Arthur Mensch, founder of Mistral AI, which recently signed a multi-million-dollar deal with tech giant Microsoft, speaking at a tech conference in 2023
(Image credit: Getty Images)

Microsoft’s multi-year partnership with Mistral AI has drawn the attention of European regulators amidst concerns over the extent of the deal between the two firms. 

The partnership, officially unveiled this week, will enable Mistral AI to access Microsoft’s Azure and cloud-based AI infrastructure, in turn aiding the development and deployment of future Mistral large language models (LLMs).

The deal also represents an opportunity for Mistral AI to “unlock new commercial opportunities,” Microsoft said, through expanded access to global markets. 

Microsoft revealed the partnership will focus on three key areas, including enabling Mistral to leverage the tech giant’s Azure AI supercomputing infrastructure to enhance the scale and performance of models. 

Microsoft will also scale Mistral’s current offerings to market, making its premium offerings available to customers in the Azure AI studio and Azure Machine Learning model catalog, allowing Mistral to “promote, sell, and distribute their models to Microsoft customers worldwide.” 

The partnership will allow for collaborative research and development, as the firms experiment with testing and training purpose-specific models for different customer bases, including “European public sector workloads.” 

Mistral AI chief executive Arthur Mensch hailed the partnership as a “major milestone” for the French startup. In recent months, the company has positioned itself as a leading European contender to the US-based dominance in generative AI

Last year, Mensch targeted the goal of “creating a European champion” capable of competing with OpenAI and other major industry players. 

But while the partnership with Microsoft might represent a major seal of approval for the firm, regulators in the EU have flagged concerns over the scope of the deal. 

Lawmakers in the union appear to have been broadsided by the announcement, and concerns have already been raised over Microsoft’s investment in the firm. 

"The commission is looking into agreements that have been concluded between large digital market players and generative AI developers and providers," a spokesperson for the European Commission told Politico. "In this context, we have received the mentioned agreement, which we will analyze." 

Initially, it was revealed the tech giant had pledged $16 million in funding for the Paris-based startup. But confusion over this followed after a Microsoft spokesperson told Reuters that it had invested in the firm without a stake. 

Microsoft later clarified the investment would convert into equity in an upcoming fundraiser. 

Alex Haffner, competition partner at UK law firm Fladgate said a key talking point for regulators in this instance is the “extent of Microsoft’s minority interest” in Mistral. 

“EU merger control rules only bite if one party acquires a “decisive influence” over another, meaning in essence that they have the ability to influence the target’s business behavior through their rights as a shareholder or otherwise through any related contractual means,” he said. 

Haffner added that lawmakers will be keen to establish the full extent of the relationship between the two firms following the deal. 

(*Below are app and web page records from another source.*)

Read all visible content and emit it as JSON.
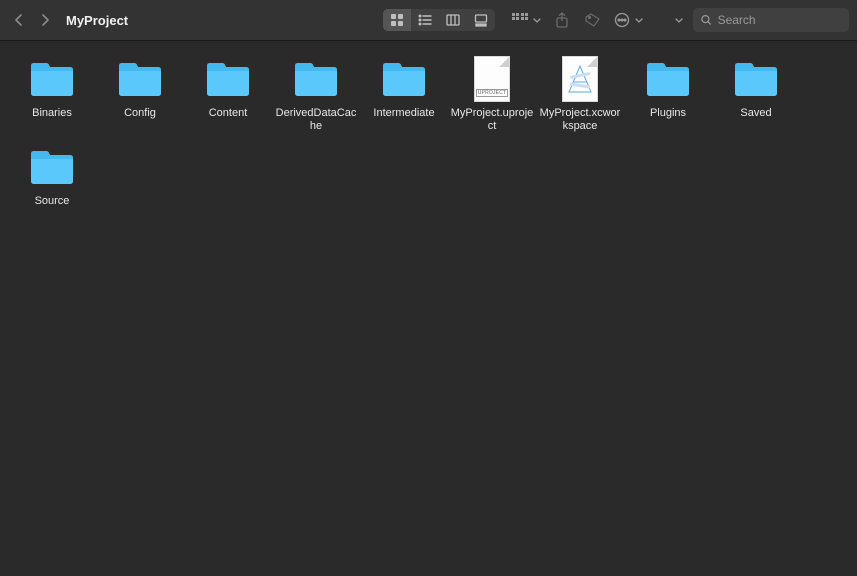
{
  "toolbar": {
    "title": "MyProject",
    "search_placeholder": "Search"
  },
  "items": [
    {
      "name": "Binaries",
      "type": "folder"
    },
    {
      "name": "Config",
      "type": "folder"
    },
    {
      "name": "Content",
      "type": "folder"
    },
    {
      "name": "DerivedDataCache",
      "type": "folder"
    },
    {
      "name": "Intermediate",
      "type": "folder"
    },
    {
      "name": "MyProject.uproject",
      "type": "uproject"
    },
    {
      "name": "MyProject.xcworkspace",
      "type": "xcworkspace"
    },
    {
      "name": "Plugins",
      "type": "folder"
    },
    {
      "name": "Saved",
      "type": "folder"
    },
    {
      "name": "Source",
      "type": "folder"
    }
  ]
}
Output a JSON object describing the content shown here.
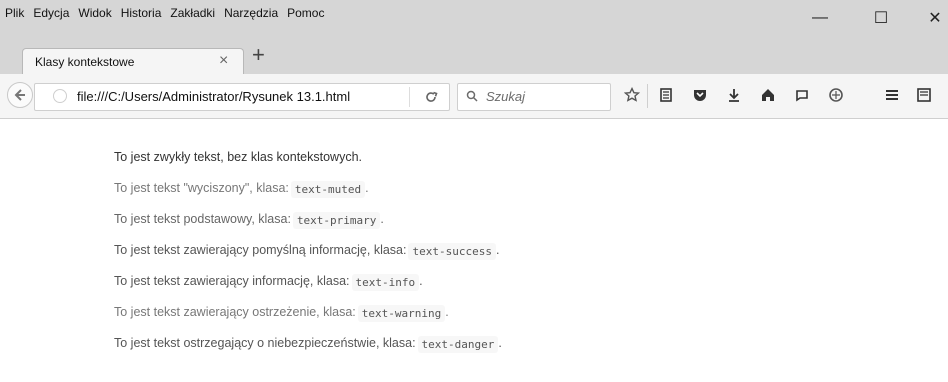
{
  "menu": {
    "items": [
      "Plik",
      "Edycja",
      "Widok",
      "Historia",
      "Zakładki",
      "Narzędzia",
      "Pomoc"
    ]
  },
  "window": {
    "minimize_label": "—",
    "maximize_label": "☐",
    "close_label": "✕"
  },
  "tab": {
    "title": "Klasy kontekstowe",
    "close_label": "×",
    "new_tab_label": "+"
  },
  "nav": {
    "url": "file:///C:/Users/Administrator/Rysunek 13.1.html",
    "search_placeholder": "Szukaj",
    "icons": [
      "star-icon",
      "reader-icon",
      "pocket-icon",
      "download-icon",
      "home-icon",
      "chat-icon",
      "sync-icon",
      "menu-icon",
      "extension-icon"
    ]
  },
  "content": {
    "lines": [
      {
        "text": "To jest zwykły tekst, bez klas kontekstowych.",
        "code": "",
        "suffix": ""
      },
      {
        "text": "To jest tekst \"wyciszony\", klasa:",
        "code": "text-muted",
        "suffix": "."
      },
      {
        "text": "To jest tekst podstawowy, klasa:",
        "code": "text-primary",
        "suffix": "."
      },
      {
        "text": "To jest tekst zawierający pomyślną informację, klasa:",
        "code": "text-success",
        "suffix": "."
      },
      {
        "text": "To jest tekst zawierający informację, klasa:",
        "code": "text-info",
        "suffix": "."
      },
      {
        "text": "To jest tekst zawierający ostrzeżenie, klasa:",
        "code": "text-warning",
        "suffix": "."
      },
      {
        "text": "To jest tekst ostrzegający o niebezpieczeństwie, klasa:",
        "code": "text-danger",
        "suffix": "."
      }
    ]
  }
}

“The likely initial questions European lawmakers will focus on is how the new deal works in practice and, more specifically, what rights Microsoft has acquired over Mistral in the context of the EU’s merger control framework/rules.”

Microsoft is no stranger to regulatory scrutiny

Microsoft’s relationship with partners in the generative AI space - specifically OpenAI - has been a source of contention in recent months. 

In late 2023, competition regulators in the UK, US, and EU opened preliminary investigations into the relationship between the two companies amid concerns that the tie-up could harm competition in the artificial intelligence (AI) market. 

A key factor in these investigations is the scale of Microsoft control over OpenAI activities. The UK’s Competition and Markets Authority (CMA) flagged concerns over whether Microsoft’s multi-billion-dollar investment in OpenAI amounts to an “acquisition of control.” 

Similar views were flagged by both the Federal Trade Commission (FTC) and EU merger regulators, both of which noted that recent controversy surrounding OpenAI CEO Sam Altman’s ousting - and subsequent inclusion of Microsoft figures on the board - raise further questions about the scope of control. 

George Fitzmaurice
Staff Writer

George Fitzmaurice is a staff writer at ITPro, ChannelPro, and CloudPro, with a particular interest in AI regulation, data legislation, and market development. After graduating from the University of Oxford with a degree in English Language and Literature, he undertook an internship at the New Statesman before starting at ITPro. Outside of the office, George is both an aspiring musician and an avid reader.